Here’s another example from Christian history, from the more recent past.

For a while now I’ve been interested in the life and work of Dorothy Day. She was born in 1897, baptized in the Episcopal Church and grew up in a religiously indifferent family. Yet, she always felt the pull of God. After the birth of her only child, she had a powerful conversion experience, which ultimately led her to co-found the Catholic Worker movement in 1933, during the worst of the Great Depression.

Day and her fellow Catholic Workers took Jesus at his word and tried their best to love one another as Jesus has loved us.

The Catholic Worker is probably best known for its newspaper that’s still published, and still costs only a penny, and for the houses of hospitality that were founded in New York and across the country.

Day and her fellow Catholic Workers tried to treat every person who came through their doors – the poor, the smelly, the alcoholic, the drug addicted, the demented and even the violent, as if he or she were Christ himself.

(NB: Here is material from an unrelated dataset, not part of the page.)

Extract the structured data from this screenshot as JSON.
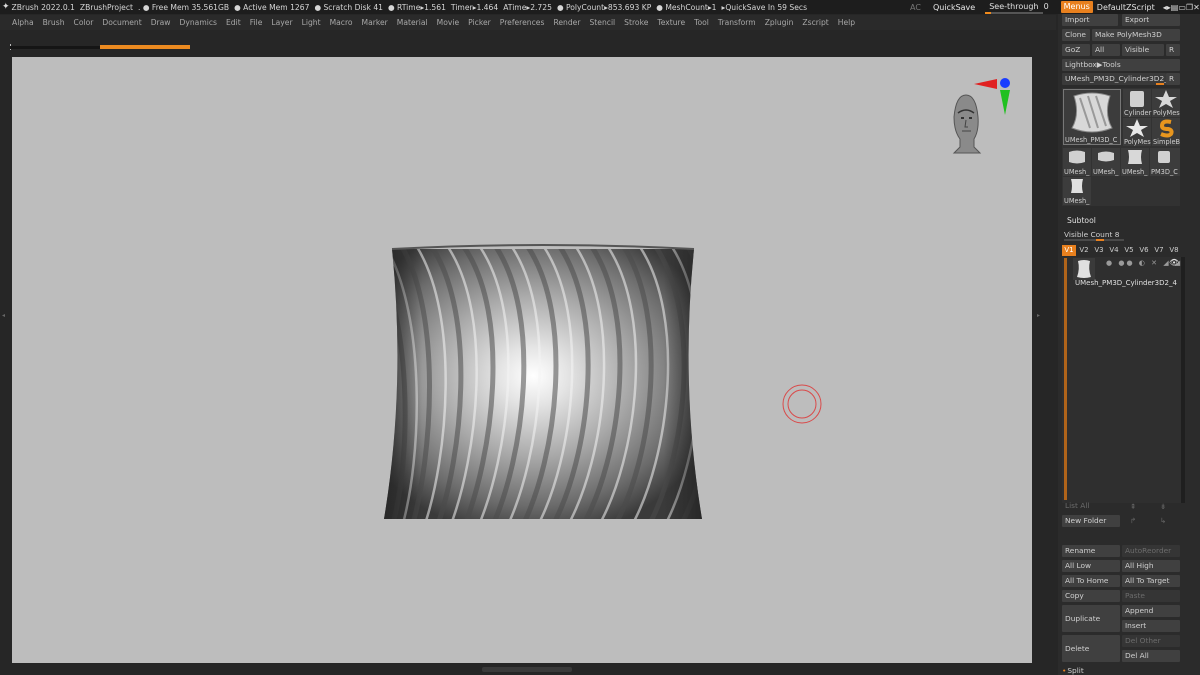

Day lost a lot of friends when during World War II she insisted on maintaining her absolute pacifism. She made the lonely argument that if Christians are really serious about loving our neighbors as Jesus has loved us then there can be no justification for killing under any circumstances.

Despite – or maybe because of – her radical love, when she died in 1980 she was widely revered as a modern saint. Although she had misgivings about it whenever the topic came up, there is a strong movement underway in the Catholic Church to formally canonize her as a saint.

Love is possible.

But, let’s be real. That’s Dorothy Day. How many of us could really love like Dorothy Day?

Here’s another example from just the other day in a place not so far and not so different from here.

On Thursday, May 3, an apparently deranged homeless man walked into St. Peter’s Episcopal Church in affluent Ellicott City, Maryland, and shot the parish administrator and the co-rector. He then apparently crossed the parking lot and shot and killed himself.

The administrator was already dead when this was discovered and the priest died two days later.

It was a horrific and sad story and throughout the Episcopal Church there were prayers and concern for all those involved. But, unfortunately, there wasn’t a whole lot of shock about this incident. Let’s face it, we’ve all heard stories like this before.

But, here’s what is surprising about this story. Echoing the dramatic forgiveness offered by the Amish community after the well-publicized school shooting in 2006, several nearby Episcopal churches have taken Jesus at his word, offering to host the funeral of the shooter, expressing forgiveness to him and love to his family.

Love is possible.

Finally, we know that the self-giving, sacrificial, love of Jesus is possible because we experience it all around us.

Today especially I’m reminded of the sacrificial love of my own mother. Here at Grace over and over I see the self-giving love that mothers and fathers and grandmothers and grandfathers give to their children and grandchildren.

As priests, we have the privilege of often being with people during many big moments of their lives, and most especially as their lives draw to a close. Over and over I’ve had the experience of being with spouses, parents, children, siblings and friends who manage to transform sterile hospital rooms into places of love, who manage to turn days of decline and death into times of love.

Love – the fierce, sacrificial, self-giving love of Jesus – is possible.

Our challenge is to obey Jesus’ commandment to love one another – to love not just the people we like, the people who like us, the people who are like us, the people related to us, and the people who agree with us but to love those who drive us crazy, those who repulse us, and those who have wronged us or others.

Jesus is the vine and we are the branches. We bear fruit when we follow Jesus’ commandment to love one another as he has loved us.

This is not a sentimental, lovey-dovey kind of love but a fierce, sacrificial, self-giving love.

It’s the love that is a gift from God – it’s the love that is God.

It’s the love that we see shared throughout Christian history. And it’s the love that we see – that we experience – shared among us.

Love is possible.